If you’d spent a fair bit of time engaged in Buddhist meditation practice, you would have likely been introduced to concentration practice. Concentration is considered an important part of awakening. It is a different kind of training the mind than awareness meditation. Some Buddhist teachers call it “thinning of the me,” which is a good way of thinking of it.
Concentration practice is another way to allow us to let go of the things that hinder us in our work to cultivate quiet, compassion and openness to the presence of the Spirit. Buddhists aren’t the only folks who have skin in this game. Christians have been doing concentration practice for a very long time.
One of these practices is common in Eastern Orthodox settings.
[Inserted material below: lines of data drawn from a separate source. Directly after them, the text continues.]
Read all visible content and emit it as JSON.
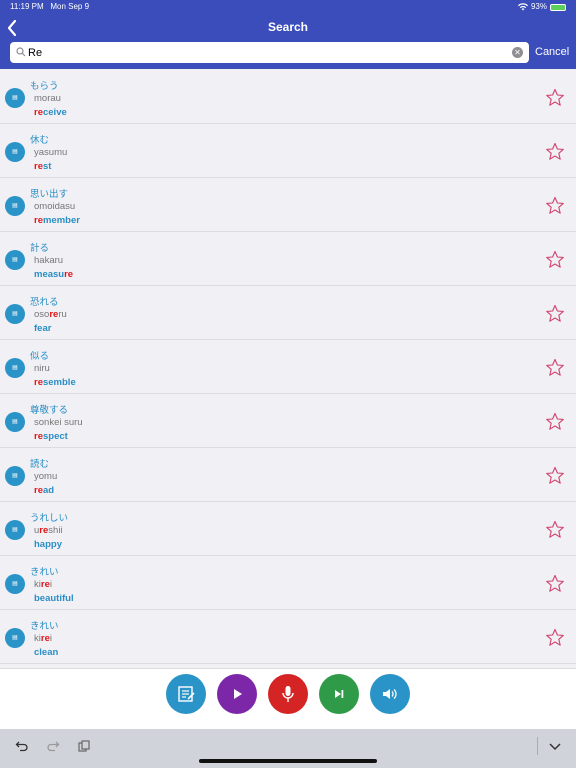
{
  "status": {
    "time": "11:19 PM",
    "date": "Mon Sep 9",
    "battery": "93%"
  },
  "nav": {
    "title": "Search"
  },
  "search": {
    "value": "Re",
    "cancel_label": "Cancel"
  },
  "results": [
    {
      "jp": "もらう",
      "romaji": [
        [
          "morau",
          ""
        ]
      ],
      "en": [
        [
          "re",
          "hl"
        ],
        [
          "ceive",
          ""
        ]
      ]
    },
    {
      "jp": "休む",
      "romaji": [
        [
          "yasumu",
          ""
        ]
      ],
      "en": [
        [
          "re",
          "hl"
        ],
        [
          "st",
          ""
        ]
      ]
    },
    {
      "jp": "思い出す",
      "romaji": [
        [
          "omoidasu",
          ""
        ]
      ],
      "en": [
        [
          "re",
          "hl"
        ],
        [
          "member",
          ""
        ]
      ]
    },
    {
      "jp": "計る",
      "romaji": [
        [
          "hakaru",
          ""
        ]
      ],
      "en": [
        [
          "measu",
          ""
        ],
        [
          "re",
          "hl"
        ]
      ]
    },
    {
      "jp": "恐れる",
      "romaji": [
        [
          "oso",
          ""
        ],
        [
          "re",
          "hl"
        ],
        [
          "ru",
          ""
        ]
      ],
      "en": [
        [
          "fear",
          ""
        ]
      ]
    },
    {
      "jp": "似る",
      "romaji": [
        [
          "niru",
          ""
        ]
      ],
      "en": [
        [
          "re",
          "hl"
        ],
        [
          "semble",
          ""
        ]
      ]
    },
    {
      "jp": "尊敬する",
      "romaji": [
        [
          "sonkei suru",
          ""
        ]
      ],
      "en": [
        [
          "re",
          "hl"
        ],
        [
          "spect",
          ""
        ]
      ]
    },
    {
      "jp": "読む",
      "romaji": [
        [
          "yomu",
          ""
        ]
      ],
      "en": [
        [
          "re",
          "hl"
        ],
        [
          "ad",
          ""
        ]
      ]
    },
    {
      "jp": "うれしい",
      "romaji": [
        [
          "u",
          ""
        ],
        [
          "re",
          "hl"
        ],
        [
          "shii",
          ""
        ]
      ],
      "en": [
        [
          "happy",
          ""
        ]
      ]
    },
    {
      "jp": "きれい",
      "romaji": [
        [
          "ki",
          ""
        ],
        [
          "re",
          "hl"
        ],
        [
          "i",
          ""
        ]
      ],
      "en": [
        [
          "beautiful",
          ""
        ]
      ]
    },
    {
      "jp": "きれい",
      "romaji": [
        [
          "ki",
          ""
        ],
        [
          "re",
          "hl"
        ],
        [
          "i",
          ""
        ]
      ],
      "en": [
        [
          "clean",
          ""
        ]
      ]
    }
  ],
  "icons": {
    "badge": "speech-badge-icon",
    "favorite": "star-outline-icon",
    "bottom": [
      "notes-icon",
      "play-icon",
      "microphone-icon",
      "skip-next-icon",
      "speaker-icon"
    ]
  },
  "colors": {
    "accent": "#3a4dbb",
    "link": "#2a8ec5",
    "highlight": "#e0161b",
    "star": "#d0436c",
    "btn_notes": "#2a93c8",
    "btn_play": "#7b27a8",
    "btn_mic": "#d42424",
    "btn_next": "#2f9a48",
    "btn_speaker": "#2a93c8"
  }
}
It is the repetitive saying of the Jesus Prayer (often “Lord Jesus Christ, Son of God, have mercy on me, a sinner.” or just “Jesus have mercy.”) The repetition of the Jesus prayer was a method used by early Christians to open the heart to bring about the “Prayer of the Heart” – Paul’s unceasing prayer (1 Thessalonians 5:17). From St. Hesychios the Priest (from the Philokalia):
Continuity of attention produces inner stability; inner stability produces a natural intensification of watchfulness; and this intensification gradually and in due measure gives contemplative insight into spiritual warfare. This in its turn is succeeded by persistence in the Jesus Prayer and by the state that Jesus confers in which the intellect, free from all images, enjoys complete quietude.
In Catholic settings, the Jesus Prayer is most often said while praying the Rosary. Having never been a Catholic, and having never really been introduced to Catholic contemplative practices during my life before discovering them in seminary, I was introduced to the Rosary by an unlikely fellow, named Gordon Atkinson, who used to have a blog called “Real Live Preacher.” He’s a Baptist, and he prays the Rosary.
I first started my rosary practice about 10 years ago. There are two things I like about this practice. First, it really does “thin the me.” In focusing my mind on the prayers I’m saying, there is a kind of attention I’m paying to those prayers, and lots of other things just fall away. Second, I get to determine what prayer I use for the beads. Most often, I pray a modified Lord’s prayer for the large beads, and say the beatitudes for the small beads. But I can change this up, depending on how I’m feeling, but it still basically has the same effect.
I also have added making the rosaries as a practice. They are actually pretty easy to make, and it can be a powerful process to prayerfully make your own Rosary, then use them for prayer. (Just google “rosary kits” it’s amazing what you’ll find.)
The physicality of the rosary practice is so different than other practices, and it is very powerful in helping us to let things go. When I am praying the rosary, there really isn’t much else there besides the beads and God.
As I described on my other blog today, I’ll be posting here, at least once a week, a specific spiritual practice, from a variety of traditions, and practicing it myself. I welcome conversation and reflections.
If you would like to join me on this journey, there is a slack channel (if you don’t know slack – it’s a great tool for collaboration and conversation.)